Aldenderfer and his team made their first trek to the Mustang caves located about 13,800 feet above sea level in 2008, where they discovered Buddhist cave art, possible meditation chambers for monks, and skeletons dating back to 200 to 700 AD. The team determined that the caves were likely accessed in ancient times via rock outcrops and some kind of ladders. Erosion, including the splitting off of a large section of vertical cliff face, made it necessary for the team’s climbers to access the caves by rappelling down from the top of the mountain. Eng was part of the team’s 2010 and 2011 expeditions, hiking about two-and-a-half weeks each time to reach the caves.

Dr. Jacqueline Eng's research base camp“As soon as we reached the site, we saw human bones below the caves that had fallen from the eroded cliff face,” she said. “By the time we had been there a week I had identified a minimum of 27 individuals. We set up a large tent and I used tape to make sections to sort the bones by the cave they came from. All ages of humans were represented, so the shaft tombs may have served as a place for a communal burial. As I was cleaning the bones, I noticed that they seemed to have cut marks on them. These cuts seem to be in similar areas—localized in certain regions of the bones— so it looks like they might have been de-fleshed. That’s a whole new mortuary tradition that we had not seen before in that region. We found animal bones, too, that had obviously been used in some mortuary context.”

The team compared their findings in Katmandu with bones and remains that were found earlier in the southern Mustang region by a Nepali-German team. Eng said some had gone through natural desiccation (drying) or were mummified—evidence that even in this tiny pocket of Nepal there had been several mortuary traditions. She returned to the Mustang site and a site with shaft tombs located near the village of Samdzong in May 2011. The team collected the bones of seven more individuals, for a total of 34. She said nearly 67 percent of all the bones had been de-fleshed, most likely with a metal knife, which the team believes is evidence that these people observed a funerary tradition that is similar to one known as a Tibetan “sky burial,” a practice which did not enter into the region until centuries later. In that tradition, the deceased’s body is cut up and left on a mountaintop, exposing the remains to the elements and predatory animals and birds.

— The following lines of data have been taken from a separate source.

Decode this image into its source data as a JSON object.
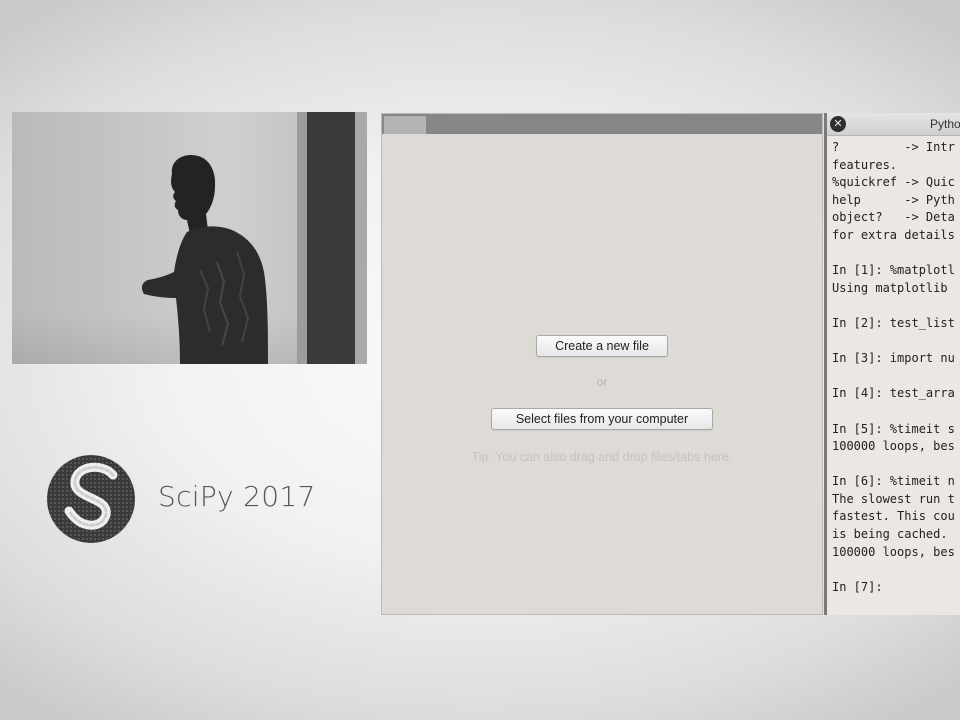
{
  "branding": {
    "event": "SciPy 2017"
  },
  "file_manager": {
    "create_label": "Create a new file",
    "or_label": "or",
    "select_label": "Select files from your computer",
    "tip": "Tip: You can also drag and drop files/tabs here."
  },
  "console": {
    "title": "Pytho",
    "lines": [
      "?         -> Intr",
      "features.",
      "%quickref -> Quic",
      "help      -> Pyth",
      "object?   -> Deta",
      "for extra details",
      "",
      "In [1]: %matplotl",
      "Using matplotlib ",
      "",
      "In [2]: test_list",
      "",
      "In [3]: import nu",
      "",
      "In [4]: test_arra",
      "",
      "In [5]: %timeit s",
      "100000 loops, bes",
      "",
      "In [6]: %timeit n",
      "The slowest run t",
      "fastest. This cou",
      "is being cached. ",
      "100000 loops, bes",
      "",
      "In [7]:"
    ]
  },
  "icons": {
    "close": "close-icon",
    "logo": "scipy-logo"
  },
  "colors": {
    "console_bg": "#ebe7e3",
    "file_panel_bg": "#dedad6",
    "tab_bar": "#878787"
  }
}
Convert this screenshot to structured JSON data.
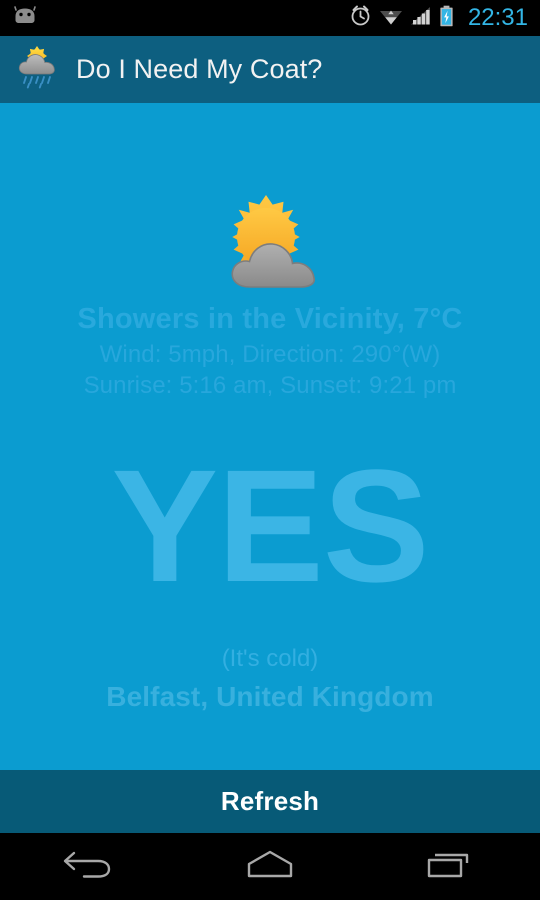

“In Tomb 5 in Samdzong, we found evidence of an elaborate mortuary treatment, including the remnants of a box that had a picture of a man riding a horse on it depicted in red and white,” she said. “Under a boulder, remains of an adult male and a child about 10 years old were discovered. From our viewpoint, we could tell that the adult received an elaborate treatment, including a mask made from gold leaf that might have been placed like a shroud. Lots of beads from different areas such as Pakistan, India, and Iran, and iron daggers were also collected. These discoveries, and ones made earlier, are evidence that this region was the nexus of a lot of trade, because elements of many cultures were collected.”

All the bones collected from the shaft tombs were taken to Samdzong, where Aldenderfer’s team met with representatives of the village, who will decide what to do with the remains, including possibly creating a museum for local history. “Being a bioarcheologist is not just looking at the bones,” Eng said. “You can learn some history from the bones, but there is also the process of talking with the people I meet on a daily basis about their cultural history and experiencing all the different landscapes.”

Though conditions were grueling—hiking at high elevations and working with limited light in the cold—Eng said she greatly enjoyed the expeditions beyond the discoveries because it provided an opportunity to meet people from a variety of backgrounds. Aldenderfer’s team included Pete Athans, who has scaled Mt. Everest seven times, his wife, who served as the videographer, Mohan Singh Lama of the Nepal Department of Archeology, climbers, photographers, many local Sherpas and lots of mules and horses. She will return to Nepal in May-June 2013 to conduct research in some specific caves identified by Aldenderfer’s team.

“It‛s the inherent mystery,” she says. “I like revealing the story of how these people lived, what they encountered, what they survived and adapted to.”

Dr. Eng's webpage